  35. 35. ...and the downsides Other aspects were more problematic: •The need for students to learn relatively quickly how to operate at a basic level within Second Life. •The practical working-out of close collaboration in Second Life. •The use of Second Life to discuss complex aspects of philosophy using a seminar format. •The lack of non-verbal cues in Second Life and generic problems with using text chat. Saturday, 13 September 2014
  36. 36. Trite, over-simplified, VWW thoughts 1. Yes, Virtual Worlds can be useful in some, specific, subject areas and applications. The academic community is slowly working out what those are, and also where it’s not useful. 2.There’s a bunch of non-curriculum applications in academia e.g. communicating with remote PhD students, attending events without leaving home. 3.But there’s a cost (tho’ isn’t there for all technologies?) - a large one - in terms of time, effort, dedication required. 4.For a number of reasons, VWs are not widely accepted. Don’t expect universal love for doing this. Keep calm and modify avatars. Producing good evidence helps. Saturday, 13 September 2014
  37. 37. “What next” predictions Saturday, 13 September 2014
  38. 38. In the short term (1) • Second Life, Open Sim and related will be around for a while yet. 6.5 years and counting; that’s a *long* time ... • More virtual worlds will appear. Some will stay. Some will fail. Much as has happened over the last few years. • Other virtual worlds will struggle to stay head-to-head with SL (and compatible worlds) when it comes to education; due to the amount of momentum. • (Inevitably) rising travel costs will mean SL and similar platforms used more for academic distance events and collaboration. Saturday, 13 September 2014
  39. 39. In the short term (2) • Some people will try it and not be comfortable, or find a use for it. Some will hear negative stuff about it and not try it. (Shrug) so ... it’s like other technologies? • More academics, often volunteers, will find more niche/ narrow subject areas that virtual worlds are suited towards. However, much less use for broader subject applications. • Virtual World developments in UK academia less affected by funding cuts as so much of it is voluntary anyway (that’s both a good and a bad thing). • Information and research will continue to dribble out in a fragmented manner. Saturday, 13 September 2014
  40. 40. In the long term... How the hell should I know? (Look, did any of you honestly predict that Twitter would have academics mass-sending 140 character tweets? Hmm?) Saturday, 13 September 2014

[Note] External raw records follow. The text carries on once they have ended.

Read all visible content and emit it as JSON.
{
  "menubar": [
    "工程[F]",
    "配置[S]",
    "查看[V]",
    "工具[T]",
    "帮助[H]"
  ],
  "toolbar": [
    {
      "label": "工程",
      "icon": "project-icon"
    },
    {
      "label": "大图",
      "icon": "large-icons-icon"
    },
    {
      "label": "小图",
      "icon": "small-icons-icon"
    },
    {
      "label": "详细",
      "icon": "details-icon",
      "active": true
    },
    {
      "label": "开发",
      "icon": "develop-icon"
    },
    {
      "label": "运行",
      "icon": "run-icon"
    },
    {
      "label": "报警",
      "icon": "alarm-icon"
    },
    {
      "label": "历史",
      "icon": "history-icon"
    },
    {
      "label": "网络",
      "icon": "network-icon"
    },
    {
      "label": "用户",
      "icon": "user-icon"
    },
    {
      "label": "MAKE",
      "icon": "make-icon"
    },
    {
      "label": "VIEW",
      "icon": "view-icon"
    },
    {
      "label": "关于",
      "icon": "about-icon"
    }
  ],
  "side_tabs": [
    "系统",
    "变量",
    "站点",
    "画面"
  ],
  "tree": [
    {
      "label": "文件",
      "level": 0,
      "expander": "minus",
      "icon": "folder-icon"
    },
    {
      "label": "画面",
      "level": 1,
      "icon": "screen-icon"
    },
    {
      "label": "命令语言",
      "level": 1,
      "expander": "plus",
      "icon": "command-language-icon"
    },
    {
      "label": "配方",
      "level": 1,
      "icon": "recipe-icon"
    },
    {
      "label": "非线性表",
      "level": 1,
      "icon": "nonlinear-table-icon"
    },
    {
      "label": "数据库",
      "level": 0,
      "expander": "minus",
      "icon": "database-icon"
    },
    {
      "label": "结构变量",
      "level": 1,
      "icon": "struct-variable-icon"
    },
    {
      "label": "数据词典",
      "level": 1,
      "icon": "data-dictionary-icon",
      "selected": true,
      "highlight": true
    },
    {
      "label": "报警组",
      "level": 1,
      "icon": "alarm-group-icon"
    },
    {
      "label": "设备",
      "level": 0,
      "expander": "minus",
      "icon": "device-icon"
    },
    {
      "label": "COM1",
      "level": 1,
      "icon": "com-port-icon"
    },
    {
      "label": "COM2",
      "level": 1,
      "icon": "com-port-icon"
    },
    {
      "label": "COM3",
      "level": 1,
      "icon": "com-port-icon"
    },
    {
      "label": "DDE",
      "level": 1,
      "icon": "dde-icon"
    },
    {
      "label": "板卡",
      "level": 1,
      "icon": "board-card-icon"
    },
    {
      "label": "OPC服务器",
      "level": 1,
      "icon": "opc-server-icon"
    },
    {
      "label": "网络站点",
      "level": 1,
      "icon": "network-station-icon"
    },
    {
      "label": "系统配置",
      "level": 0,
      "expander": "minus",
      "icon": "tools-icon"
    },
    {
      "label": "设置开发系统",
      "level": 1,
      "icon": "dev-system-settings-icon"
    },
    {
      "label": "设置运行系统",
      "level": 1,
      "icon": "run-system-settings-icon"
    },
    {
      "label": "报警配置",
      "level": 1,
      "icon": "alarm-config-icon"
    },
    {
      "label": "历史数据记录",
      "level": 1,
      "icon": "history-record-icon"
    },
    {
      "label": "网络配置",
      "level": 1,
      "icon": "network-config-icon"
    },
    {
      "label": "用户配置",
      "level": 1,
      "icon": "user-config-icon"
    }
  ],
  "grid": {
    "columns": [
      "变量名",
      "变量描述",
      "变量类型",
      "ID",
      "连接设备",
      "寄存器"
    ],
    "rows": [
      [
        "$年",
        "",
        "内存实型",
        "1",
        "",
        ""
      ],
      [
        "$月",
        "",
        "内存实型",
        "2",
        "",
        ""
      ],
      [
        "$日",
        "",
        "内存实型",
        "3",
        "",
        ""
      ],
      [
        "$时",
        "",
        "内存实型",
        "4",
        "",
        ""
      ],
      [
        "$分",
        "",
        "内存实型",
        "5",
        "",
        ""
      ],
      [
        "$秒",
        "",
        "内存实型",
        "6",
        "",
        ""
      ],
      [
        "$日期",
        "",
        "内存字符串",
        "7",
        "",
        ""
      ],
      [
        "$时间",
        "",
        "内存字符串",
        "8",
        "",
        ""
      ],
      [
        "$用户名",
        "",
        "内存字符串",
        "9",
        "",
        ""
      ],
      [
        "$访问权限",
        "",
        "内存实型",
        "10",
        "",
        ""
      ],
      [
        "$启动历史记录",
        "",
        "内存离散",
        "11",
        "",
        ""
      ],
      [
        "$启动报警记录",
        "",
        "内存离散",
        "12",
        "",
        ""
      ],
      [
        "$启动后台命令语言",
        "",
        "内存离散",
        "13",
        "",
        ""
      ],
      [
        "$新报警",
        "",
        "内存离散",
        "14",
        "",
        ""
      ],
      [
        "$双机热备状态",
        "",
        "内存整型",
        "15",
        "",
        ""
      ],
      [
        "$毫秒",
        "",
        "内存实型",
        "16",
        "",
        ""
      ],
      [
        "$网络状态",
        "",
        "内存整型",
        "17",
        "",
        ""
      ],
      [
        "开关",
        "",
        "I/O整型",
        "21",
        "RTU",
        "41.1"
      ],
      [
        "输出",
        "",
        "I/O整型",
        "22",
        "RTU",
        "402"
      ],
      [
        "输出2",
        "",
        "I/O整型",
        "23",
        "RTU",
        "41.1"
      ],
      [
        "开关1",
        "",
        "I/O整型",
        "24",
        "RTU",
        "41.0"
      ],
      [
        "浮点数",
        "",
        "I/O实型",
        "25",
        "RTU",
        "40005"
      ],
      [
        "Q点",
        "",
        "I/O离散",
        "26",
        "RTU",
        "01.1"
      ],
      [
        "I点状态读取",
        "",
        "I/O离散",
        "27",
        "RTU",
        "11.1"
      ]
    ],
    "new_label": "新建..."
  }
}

  41. 41. Your experience ... and how it relates to virtual world use in the future • Geoff Barker-Read, University of Leeds • Andy Beggan, University of Nottingham • Simon Bignell, University of Derby • Manuel Frutos-Perez, University of the West of England • Annabeth Robinson, Leeds College of Art • Kathryn Trinder, Glasgow Caledonian University Saturday, 13 September 2014